By Dr. Marie Gould Harper
Program Director, Management at American Public University
In half of the two-parent family units in the United States, both parents work full-time. In 40 percent of those families, the mother is the sole or primary breadwinner. Yet the United States remains the only industrialized nation without a paid family maternity leave law.
Although we have the Family Medical Leave Act, approximately 40 percent of American workers do not meet the requirements, so any medical leave they take is unpaid time off. The percentage of workers who do not meet the requirements is even lower for private-sector employees: Only 12 percent of workers in the private sector qualify for paid medical leave. Despite these grim statistics, there still is hope.
Organizations and lawmakers are becoming increasingly aware of the benefits of helping workers cope with life-changing events such as the birth of a child.
According to the Society for Human Resource Management’s 2016 Paid Leave in the Workplace report, last year organizations that offered paid maternity leave provided on average 41 days for the birth of a child, 22 days of paternity leave, 31 days of adoption leave and 36 days of surrogacy leave.
Recent trends toward universal paid leave include:
- New York, California, Rhode Island, Ohio and New Jersey have passed legislation that provides partial pay while an employee is on parental leave.
- In 2016, San Francisco passed legislation mandating up to six weeks of fully paid maternity leave.
- At the beginning of 2017, American Express expanded its paid parental leave policy for mothers and fathers to 20 weeks at full pay, plus another six to eight weeks for women who give birth and require medical leave.
- Recently, Washington, D.C., passed legislation that grants full- and part-time employees eight weeks of leave at up to 90 percent of their salary for the birth, adoption or fostering of children. The bill also includes six weeks of family leave to care for a sick family member and two weeks for a personal medical emergency.
- Furniture retailer IKEA offers U.S. employees 16 weeks of paid parental leave.
- Tech company Etsy’s employees are eligible for 26 weeks of fully paid leave when they become parents.
- Accounting and professional services firm Ernst & Young has increased its paid parental leave policy to 16 weeks.
Americans Still Not on Par with Other Countries’ Paid Leave Policies
President Trump’s proposed budget for 2018 calls for granting parents up to six weeks of paid leave after the birth or adoption of a child. However, the states will play a key role in funding and administering the program if the proposal becomes law.
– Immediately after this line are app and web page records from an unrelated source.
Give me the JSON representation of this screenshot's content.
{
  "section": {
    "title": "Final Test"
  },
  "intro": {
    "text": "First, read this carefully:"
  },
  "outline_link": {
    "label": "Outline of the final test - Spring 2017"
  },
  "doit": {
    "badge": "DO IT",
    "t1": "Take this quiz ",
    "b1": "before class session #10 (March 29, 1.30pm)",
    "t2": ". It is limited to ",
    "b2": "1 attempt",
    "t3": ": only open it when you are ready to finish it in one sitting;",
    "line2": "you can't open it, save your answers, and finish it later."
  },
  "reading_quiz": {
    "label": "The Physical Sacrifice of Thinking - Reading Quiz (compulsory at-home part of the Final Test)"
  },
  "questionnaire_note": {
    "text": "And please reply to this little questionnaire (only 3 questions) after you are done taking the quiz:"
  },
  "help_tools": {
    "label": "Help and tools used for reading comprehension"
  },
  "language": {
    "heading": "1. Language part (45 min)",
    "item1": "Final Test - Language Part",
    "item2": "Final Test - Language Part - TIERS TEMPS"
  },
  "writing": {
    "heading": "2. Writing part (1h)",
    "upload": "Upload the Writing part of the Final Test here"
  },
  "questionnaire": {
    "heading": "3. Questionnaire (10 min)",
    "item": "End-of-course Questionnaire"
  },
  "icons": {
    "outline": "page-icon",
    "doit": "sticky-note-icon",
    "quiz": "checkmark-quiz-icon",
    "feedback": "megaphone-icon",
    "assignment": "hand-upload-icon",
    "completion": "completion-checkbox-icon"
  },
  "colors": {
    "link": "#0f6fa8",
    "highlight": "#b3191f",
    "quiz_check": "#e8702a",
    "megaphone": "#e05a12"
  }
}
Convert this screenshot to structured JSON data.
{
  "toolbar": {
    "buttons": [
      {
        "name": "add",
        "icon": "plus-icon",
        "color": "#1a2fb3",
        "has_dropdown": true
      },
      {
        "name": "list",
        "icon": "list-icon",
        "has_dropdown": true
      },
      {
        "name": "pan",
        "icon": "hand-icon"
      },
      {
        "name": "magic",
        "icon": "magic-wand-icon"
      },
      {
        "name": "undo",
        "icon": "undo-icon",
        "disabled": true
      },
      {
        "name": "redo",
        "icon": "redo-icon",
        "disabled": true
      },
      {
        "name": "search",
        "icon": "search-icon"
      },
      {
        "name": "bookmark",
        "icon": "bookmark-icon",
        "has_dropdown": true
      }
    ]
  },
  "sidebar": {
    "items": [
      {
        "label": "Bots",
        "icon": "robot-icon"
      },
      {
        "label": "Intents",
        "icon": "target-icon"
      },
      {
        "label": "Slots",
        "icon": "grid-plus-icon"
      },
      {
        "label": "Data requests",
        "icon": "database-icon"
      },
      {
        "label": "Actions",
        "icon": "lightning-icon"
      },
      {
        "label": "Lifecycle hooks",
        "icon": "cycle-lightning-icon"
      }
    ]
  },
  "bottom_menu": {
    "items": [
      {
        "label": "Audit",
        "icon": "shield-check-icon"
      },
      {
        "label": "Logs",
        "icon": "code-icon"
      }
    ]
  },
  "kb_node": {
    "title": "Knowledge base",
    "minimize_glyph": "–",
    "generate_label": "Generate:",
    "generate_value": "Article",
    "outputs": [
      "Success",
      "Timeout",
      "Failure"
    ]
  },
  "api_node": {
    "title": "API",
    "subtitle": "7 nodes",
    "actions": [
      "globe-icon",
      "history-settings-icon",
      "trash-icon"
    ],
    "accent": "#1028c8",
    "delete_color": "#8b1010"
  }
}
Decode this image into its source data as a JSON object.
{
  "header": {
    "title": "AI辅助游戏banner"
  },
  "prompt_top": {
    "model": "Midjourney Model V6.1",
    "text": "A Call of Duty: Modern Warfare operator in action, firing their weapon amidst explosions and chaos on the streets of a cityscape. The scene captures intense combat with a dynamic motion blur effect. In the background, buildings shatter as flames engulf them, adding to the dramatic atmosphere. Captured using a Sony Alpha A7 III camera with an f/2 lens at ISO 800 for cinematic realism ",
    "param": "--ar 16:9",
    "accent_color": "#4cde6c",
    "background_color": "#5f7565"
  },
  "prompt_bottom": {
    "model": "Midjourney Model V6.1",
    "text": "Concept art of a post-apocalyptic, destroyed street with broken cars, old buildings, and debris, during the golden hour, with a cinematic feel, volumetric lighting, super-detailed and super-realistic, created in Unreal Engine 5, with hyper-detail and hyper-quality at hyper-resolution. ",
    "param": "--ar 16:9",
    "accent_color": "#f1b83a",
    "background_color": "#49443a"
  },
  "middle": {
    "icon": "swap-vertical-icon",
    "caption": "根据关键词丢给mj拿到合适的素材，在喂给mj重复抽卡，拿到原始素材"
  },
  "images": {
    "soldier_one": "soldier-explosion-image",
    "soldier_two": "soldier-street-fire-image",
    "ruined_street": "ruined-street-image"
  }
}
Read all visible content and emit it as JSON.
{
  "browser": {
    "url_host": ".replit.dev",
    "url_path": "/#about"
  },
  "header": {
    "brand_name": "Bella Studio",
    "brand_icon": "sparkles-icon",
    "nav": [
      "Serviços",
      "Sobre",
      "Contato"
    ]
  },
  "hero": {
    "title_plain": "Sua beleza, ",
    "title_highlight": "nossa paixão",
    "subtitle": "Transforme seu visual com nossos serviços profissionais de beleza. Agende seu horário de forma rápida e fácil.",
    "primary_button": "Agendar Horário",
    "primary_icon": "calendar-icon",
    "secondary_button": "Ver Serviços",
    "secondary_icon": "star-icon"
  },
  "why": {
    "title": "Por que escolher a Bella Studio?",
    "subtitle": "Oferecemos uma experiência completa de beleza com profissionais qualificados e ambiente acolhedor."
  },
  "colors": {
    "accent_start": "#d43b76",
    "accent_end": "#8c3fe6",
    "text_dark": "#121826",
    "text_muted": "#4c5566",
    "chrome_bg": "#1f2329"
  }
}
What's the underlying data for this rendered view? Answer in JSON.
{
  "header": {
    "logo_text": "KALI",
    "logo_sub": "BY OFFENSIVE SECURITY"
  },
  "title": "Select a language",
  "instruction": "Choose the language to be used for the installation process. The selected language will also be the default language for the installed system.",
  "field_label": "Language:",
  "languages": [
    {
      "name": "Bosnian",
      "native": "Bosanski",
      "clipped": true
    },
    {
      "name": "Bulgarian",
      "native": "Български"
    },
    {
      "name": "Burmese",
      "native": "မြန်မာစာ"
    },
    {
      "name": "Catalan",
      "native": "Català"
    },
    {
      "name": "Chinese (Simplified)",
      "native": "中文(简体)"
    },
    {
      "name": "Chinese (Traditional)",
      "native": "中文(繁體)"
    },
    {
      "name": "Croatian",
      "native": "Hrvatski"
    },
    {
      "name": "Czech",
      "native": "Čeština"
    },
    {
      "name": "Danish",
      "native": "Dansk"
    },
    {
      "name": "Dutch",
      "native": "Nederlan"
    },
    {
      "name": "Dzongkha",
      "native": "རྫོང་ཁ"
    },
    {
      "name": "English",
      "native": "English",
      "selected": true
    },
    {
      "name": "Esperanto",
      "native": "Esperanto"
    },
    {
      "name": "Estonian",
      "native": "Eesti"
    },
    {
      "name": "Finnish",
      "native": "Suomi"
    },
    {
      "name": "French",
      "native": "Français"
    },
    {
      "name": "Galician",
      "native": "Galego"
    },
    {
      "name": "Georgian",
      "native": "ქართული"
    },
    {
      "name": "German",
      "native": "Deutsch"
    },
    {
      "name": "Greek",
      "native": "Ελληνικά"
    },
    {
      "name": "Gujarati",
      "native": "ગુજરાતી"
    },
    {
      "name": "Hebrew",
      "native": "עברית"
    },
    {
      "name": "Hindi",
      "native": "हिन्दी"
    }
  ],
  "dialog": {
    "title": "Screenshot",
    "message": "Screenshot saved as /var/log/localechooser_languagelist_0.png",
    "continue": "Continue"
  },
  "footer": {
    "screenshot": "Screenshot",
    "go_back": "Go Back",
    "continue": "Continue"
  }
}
After reading how some state and corporate organizations are addressing family leave, it could be argued that the federal government will still be far behind what other countries and some American corporations are offering.
However, you could say that something is better than nothing. Also, Trump’s new family leave bill includes paid leave for fathers and adoptions. Therefore, it appears some progress is being made even if it is not on a par with other nations or some U.S. states.
Other concerns about the proposed Trump plan include:
- Mandating states to create a program if they do not currently offer at least six weeks.
One of the problems with this recommendation is that the proposed leave time is still less than what some companies now offer. Also, Democrats in Congress have proposed the Family and Medical Insurance Leave Act, which would create a fund to provide up to 12 weeks of paid leave per year. But some experts say the proposal doesn’t go far enough.
- Funding paid parental leave programs through existing state-based unemployed insurance (UI) systems, which are funded by unemployment taxes paid by employers.
The unemployed insurance system has its problems. Placing another program under its umbrella could be setting up the entire program for failure and potential funding problems. For example, during the recent recession, 36 states depleted their unemployed insurance funds.
However, this program could be geared more toward small businesses, since some larger organizations are implementing programs that are more comprehensive and provide longer periods of leave time.
Given everything that the current administration is attempting to accomplish, I still believe the best hope for broader acceptance of family leave policies lies with employers.
Companies seem to be better equipped and have more knowledge about what their employees want. Companies also know what they can afford. A Pew Research Center survey found that employees believe their employers should cover the costs of family leave. The evidence is further supported by the number of organizations that have taken the lead in implementing a generous program that meets the needs of their employees.
About the Author
Dr. Marie Gould Harper is the Program Director of Management at American Public University. She holds an undergraduate degree in psychology from Wellesley College, a master’s degree in instructional systems from Pennsylvania State University and a doctorate in business from Capella University. She is a progressive coach, facilitator, writer, strategist and human resources/organizational development professional with more than 30 years of leadership, project management, and administrative experience. Dr. Gould Harper has worked in both corporate and academic environments.
Dr. Gould Harper is an innovative thinker and strong leader, manifesting people skills, a methodical approach to problems, organizational vision and ability to inspire followers. She is committed to continuous improvement in organizational effectiveness and human capital development, customer service and the development of future leaders.